A whole host of bird species can be en­joyed in this Cen­tral Amer­i­can coun­try

Bird Watching (UK) - - World Birding - WORDS: SETH IN­MAN

In the lower folds of Poás Vol­cano’s foothills, over­look­ing the city of Ala­juela and Costa Rica’s Cen­tral Val­ley, Xan­dari Re­sort & Spa of­fers trav­ellers what Forbes Mag­a­zine has called ‘a moun­tain­side slice of par­adise.’ The 40-acre prop­erty in­cludes di­verse trop­i­cal gar­dens and a for­est re­serve with sev­eral miles of trails that lead to mul­ti­ple water­falls – one of which is be­tween 60ft and 70ft high. A to­tal of 130 bird species have been re­ported on the re­sort’s ebird hotspot (an on­line bird­ing re­source, which you can view at­cyy1), but Xan­dari is a mere 20 min­utes away from the coun­try’s main in­ter­na­tional air­port. Hum­ming­birds and tan­agers flit year-round among the flow­er­ing bushes and fruit­ing trees, Blue-and-white Swal­lows com­monly swoop down by the sun­set pool to sip water. Strange vo­cal­i­sa­tions of the Mon­tezuma Oropen­dola, di­verse tunes from the Or­ange-billed Nightin­galethrush, and eerie whis­tles from Ru­fou­sand-white Wrens drift up from the woods be­low, while var­i­ous species of rap­tor soar ther­mals in the skies above. Spot White-eared Ground-spar­rows for­ag­ing among the leaf lit­ter, Red- crowned Ant-tan­agers chat­ter­ing in the dense vine tan­gles, and Long-tailed Manakins per­form­ing their mat­ing rit­u­als. To say noth­ing of all the mi­gra­tory war­blers and other fam­i­lies of birds that find Xan­dari’s for­est and gar­dens to be a lit­tle oa­sis in the greater over­win­ter­ing haven of Costa Rica! An or­ange grove is a pop­u­lar area for the lo­cal com­mu­nity of Blue-crowned Mot­mots and one of the res­i­dent pairs of Hoff­mann’s Wood­peck­ers, as well as three types of salta­tor that fly through al­most daily for their break­fast. At dusk, calls from the Com­mon Pau­raque and Laugh­ing Fal­cons echo across the hills, and if you’re lucky and have a good torch you might spot a Mot­tled Owl or Trop­i­cal Screech-owl, as well as the cute but deadly Fer­rug­i­nous Pygmy-owl. Dawn cho­ruses re­sound with Ru­fous-naped Wren chat­ter and whis­tles from Costa Rica’s na­tional bird, the Clay-col­ored Thrush, of­ten in­ter­spersed with Yel­low-throated Eu­pho­nia and Barred Antshrike song de­pend­ing on the lo­ca­tion of your villa. One of the ad­van­tages of be­ing in the Cen­tral Val­ley is the prox­im­ity to sev­eral key Costa Ri­can bird­ing hotspots. Costa Rica’s dry sea­son, or sum­mer, runs from De­cem­ber to April and cor­re­sponds with the North Amer­i­can bird mi­gra­tion, so de­spite the higher rates on ho­tels through­out the coun­try it makes for bet­ter bird­ing. The rainy sea­son is more af­ford­able given the lower amount of tourists in the coun­try, and of­ten the morn­ings are sunny and clear be­fore the af­ter­noon down­pours. With nearly 900 species recorded in a coun­try two-thirds the size of Scot­land, Costa Rica is a top can­di­date for any bird­watcher’s hol­i­day des­ti­na­tion, whether they be ca­sual or avid!

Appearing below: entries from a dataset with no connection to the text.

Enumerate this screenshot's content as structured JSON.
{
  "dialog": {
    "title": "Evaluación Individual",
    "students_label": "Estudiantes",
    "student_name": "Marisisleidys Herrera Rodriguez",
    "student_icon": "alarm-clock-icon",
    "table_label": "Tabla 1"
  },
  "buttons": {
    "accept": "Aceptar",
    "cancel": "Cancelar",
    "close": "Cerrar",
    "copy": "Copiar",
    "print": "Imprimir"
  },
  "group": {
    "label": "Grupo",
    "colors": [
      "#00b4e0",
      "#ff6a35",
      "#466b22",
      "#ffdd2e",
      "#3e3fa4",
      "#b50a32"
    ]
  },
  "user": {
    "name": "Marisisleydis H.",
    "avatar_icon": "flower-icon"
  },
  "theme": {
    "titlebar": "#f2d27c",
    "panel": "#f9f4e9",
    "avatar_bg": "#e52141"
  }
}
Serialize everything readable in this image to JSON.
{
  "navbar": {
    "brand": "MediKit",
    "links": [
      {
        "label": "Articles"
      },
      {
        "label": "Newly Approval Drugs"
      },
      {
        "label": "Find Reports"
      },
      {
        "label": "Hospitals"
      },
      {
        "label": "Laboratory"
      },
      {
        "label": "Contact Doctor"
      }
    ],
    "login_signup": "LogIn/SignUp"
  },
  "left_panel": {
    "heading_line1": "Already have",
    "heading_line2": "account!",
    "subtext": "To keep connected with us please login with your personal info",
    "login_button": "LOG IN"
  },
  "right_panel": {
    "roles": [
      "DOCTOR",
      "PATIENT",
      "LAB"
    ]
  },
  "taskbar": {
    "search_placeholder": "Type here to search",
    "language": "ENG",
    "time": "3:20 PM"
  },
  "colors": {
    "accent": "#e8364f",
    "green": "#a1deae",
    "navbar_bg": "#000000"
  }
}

Carara Na­tional Park is a pop­u­lar bird­ing hotspot Ru­fous-tailed Hum­ming­bird Long-tailed Manakin UNITED STATES MEX­ICO COSTA RICA Mon­tezuma Orope­dola and Keel-billed Tou­can Na­tion­al­geo­graph­ic­cre­ative/alamy All­canadapho­tos/alamy Na­turepic­ture­li­brary/alamy

Newspapers in English

Newspapers from UK

© PressReader. All rights reserved.